"Don't Run Out Of Paper"
Sunday, July 28, 2019
Posted by: Brian O'Leary
In the mid-1980s, admittedly a while ago, my second job in publishing took me to Singapore. I moved there to oversee printing and distribution operations for a weekly magazine, with an office in the printing plant we were using.
I had only a year’s experience in publishing at the time. So, before I left, I asked one of my New York colleagues, someone whose career included time in a different printing plant, for advice. “Sure,” he said. “Don’t run out of paper.”
It proved to be good advice. At the time, Singapore was a long ways removed from the mills in Europe that made the paper for international versions of the magazine I worked for. Lead times were months, and there was a serious penalty for ordering too little or using too much paper.
I moved to Singapore when digital was starting to take hold.
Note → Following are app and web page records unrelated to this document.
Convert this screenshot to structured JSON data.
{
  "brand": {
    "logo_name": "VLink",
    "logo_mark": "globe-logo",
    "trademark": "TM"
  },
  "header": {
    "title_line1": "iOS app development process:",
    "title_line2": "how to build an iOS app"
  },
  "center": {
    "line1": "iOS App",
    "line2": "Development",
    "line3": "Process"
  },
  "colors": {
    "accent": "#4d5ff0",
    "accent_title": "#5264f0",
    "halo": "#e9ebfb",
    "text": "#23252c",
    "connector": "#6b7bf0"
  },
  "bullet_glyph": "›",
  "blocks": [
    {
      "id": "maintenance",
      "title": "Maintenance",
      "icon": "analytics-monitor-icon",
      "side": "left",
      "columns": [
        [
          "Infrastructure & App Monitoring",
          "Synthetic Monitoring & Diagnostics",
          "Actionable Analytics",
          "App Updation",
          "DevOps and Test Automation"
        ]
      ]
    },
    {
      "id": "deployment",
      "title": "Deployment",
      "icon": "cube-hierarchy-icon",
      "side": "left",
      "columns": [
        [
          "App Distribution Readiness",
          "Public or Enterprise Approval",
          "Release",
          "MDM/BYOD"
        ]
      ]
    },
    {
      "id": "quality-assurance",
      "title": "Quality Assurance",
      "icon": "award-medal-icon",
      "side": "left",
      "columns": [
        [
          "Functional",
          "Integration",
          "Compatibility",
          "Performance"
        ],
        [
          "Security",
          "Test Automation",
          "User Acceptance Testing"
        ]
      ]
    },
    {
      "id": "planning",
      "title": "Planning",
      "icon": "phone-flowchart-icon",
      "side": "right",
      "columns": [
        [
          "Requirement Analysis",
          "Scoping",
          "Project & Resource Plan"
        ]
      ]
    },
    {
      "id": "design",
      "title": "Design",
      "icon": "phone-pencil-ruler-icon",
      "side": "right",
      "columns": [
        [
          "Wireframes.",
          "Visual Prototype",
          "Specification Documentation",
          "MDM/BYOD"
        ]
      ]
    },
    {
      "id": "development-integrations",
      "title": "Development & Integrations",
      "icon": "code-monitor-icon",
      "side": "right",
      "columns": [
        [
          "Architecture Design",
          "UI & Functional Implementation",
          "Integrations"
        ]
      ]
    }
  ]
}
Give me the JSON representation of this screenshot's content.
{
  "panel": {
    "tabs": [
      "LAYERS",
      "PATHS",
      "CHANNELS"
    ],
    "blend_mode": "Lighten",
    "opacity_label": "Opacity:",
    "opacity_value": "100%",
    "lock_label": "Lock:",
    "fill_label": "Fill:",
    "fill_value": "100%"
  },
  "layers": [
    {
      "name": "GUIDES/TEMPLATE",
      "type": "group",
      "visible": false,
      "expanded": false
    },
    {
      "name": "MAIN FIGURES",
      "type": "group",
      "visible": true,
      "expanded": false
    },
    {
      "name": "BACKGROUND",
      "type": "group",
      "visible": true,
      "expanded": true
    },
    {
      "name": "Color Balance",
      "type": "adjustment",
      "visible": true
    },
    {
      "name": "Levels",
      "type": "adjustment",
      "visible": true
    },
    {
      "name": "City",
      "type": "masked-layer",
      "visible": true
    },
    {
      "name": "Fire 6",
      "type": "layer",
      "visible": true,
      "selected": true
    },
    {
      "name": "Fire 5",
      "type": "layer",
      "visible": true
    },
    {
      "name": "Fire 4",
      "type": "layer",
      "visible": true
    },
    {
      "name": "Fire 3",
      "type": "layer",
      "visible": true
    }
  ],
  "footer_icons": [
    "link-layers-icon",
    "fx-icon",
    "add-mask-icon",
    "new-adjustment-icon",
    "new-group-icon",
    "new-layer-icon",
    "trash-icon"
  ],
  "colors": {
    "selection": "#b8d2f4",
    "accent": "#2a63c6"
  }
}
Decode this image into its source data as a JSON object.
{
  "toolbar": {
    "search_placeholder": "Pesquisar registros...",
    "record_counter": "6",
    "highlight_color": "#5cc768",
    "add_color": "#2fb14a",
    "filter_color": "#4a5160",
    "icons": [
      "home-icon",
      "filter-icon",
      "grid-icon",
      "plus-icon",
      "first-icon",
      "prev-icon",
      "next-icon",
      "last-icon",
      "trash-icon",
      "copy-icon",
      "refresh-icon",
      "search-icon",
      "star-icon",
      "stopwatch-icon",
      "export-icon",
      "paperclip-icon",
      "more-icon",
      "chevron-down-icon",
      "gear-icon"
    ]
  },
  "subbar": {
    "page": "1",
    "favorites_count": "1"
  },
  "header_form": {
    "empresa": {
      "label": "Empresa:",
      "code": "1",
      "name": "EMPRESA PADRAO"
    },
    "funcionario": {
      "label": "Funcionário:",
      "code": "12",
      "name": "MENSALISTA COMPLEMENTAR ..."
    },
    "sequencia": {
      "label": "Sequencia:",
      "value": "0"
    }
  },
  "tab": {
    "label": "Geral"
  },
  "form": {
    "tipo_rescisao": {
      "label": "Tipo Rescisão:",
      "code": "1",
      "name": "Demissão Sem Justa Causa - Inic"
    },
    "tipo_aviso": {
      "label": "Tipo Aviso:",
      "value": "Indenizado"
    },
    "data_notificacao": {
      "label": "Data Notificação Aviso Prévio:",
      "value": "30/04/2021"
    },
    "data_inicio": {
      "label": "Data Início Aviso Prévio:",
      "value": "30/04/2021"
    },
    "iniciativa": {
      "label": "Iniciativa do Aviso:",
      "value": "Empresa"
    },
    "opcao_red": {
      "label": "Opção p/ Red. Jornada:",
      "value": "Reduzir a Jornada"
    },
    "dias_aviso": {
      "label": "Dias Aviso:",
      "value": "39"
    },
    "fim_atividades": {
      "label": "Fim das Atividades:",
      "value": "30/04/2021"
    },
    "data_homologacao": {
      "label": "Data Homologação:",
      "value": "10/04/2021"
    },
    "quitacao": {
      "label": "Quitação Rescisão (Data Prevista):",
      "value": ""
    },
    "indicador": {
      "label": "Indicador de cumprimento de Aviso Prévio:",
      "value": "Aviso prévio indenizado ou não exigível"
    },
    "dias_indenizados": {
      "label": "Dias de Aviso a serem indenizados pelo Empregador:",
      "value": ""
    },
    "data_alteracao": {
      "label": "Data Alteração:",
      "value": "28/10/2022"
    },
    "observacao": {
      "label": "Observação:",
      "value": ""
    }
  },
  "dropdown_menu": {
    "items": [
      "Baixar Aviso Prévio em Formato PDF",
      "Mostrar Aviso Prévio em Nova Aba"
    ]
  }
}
All of our editorial pages were created digitally, transmitted to nearly 20 printing locations each week, and converted to film only at the last moment. Barely a decade after I started, even film became optional.
Through all those changes, though, we still needed paper. The growth of customer-valued digital formats has changed some of the demand profile, but so far, only some of it. The digital landscape for magazines has changed more than it has for books, where more than 80% of the demand for trade titles remains in physical formats. And those books still need paper.
That’s not to dismiss the long-term trends. That long arc of formats does bend toward digital. Look at journals and weekly magazines to see how things might evolve. But we also have to produce books today, and those books are most typically still delivered as ink-on-paper physical products.
Capacity planning for printing and paper presents challenges across the supply chain. Over the past several years, a number of printers have been acquired or closed. During that time, overall capacity for producing book paper in North America has also dropped, a function of several macro trends, including growing demand for other types of paper, and shuttered machines.
Last fall, the book industry found itself struggling to secure enough printing and paper to deliver the books it had promised the trade. These shortages were chronicled in detail at the time, and we’ve continued to talk about the issues at BISG.
The opening “fireside chat” at our annual meeting in April addressed the many issues. In May, we worked with the Book Industry Guild of New York to bring together a group of industry representatives to talk about whether last year’s crunch could happen again (consensus pick: it could) and what we might do to address the issue.
In a couple of weeks, Janet McCarthy Grimm (Lindenmeyr Paper) will lead a BISG webinar on the current state of the market for book publishing paper. This is the third time Janet has provided us with an update of what’s happening in a dynamic, constrained, and global part of our business. The webinar takes place on August 10 from 1 p.m. to 2 p.m. ET. If you can’t make that window, signing up guarantees access to the recording.
No single conversation, meeting, or webinar solves a supply-chain challenge like access to paper. Each provides context that the industry can use as it plans both purchasing and production. Join us on August 10, and let us know what else we can be doing to help you not run out of paper.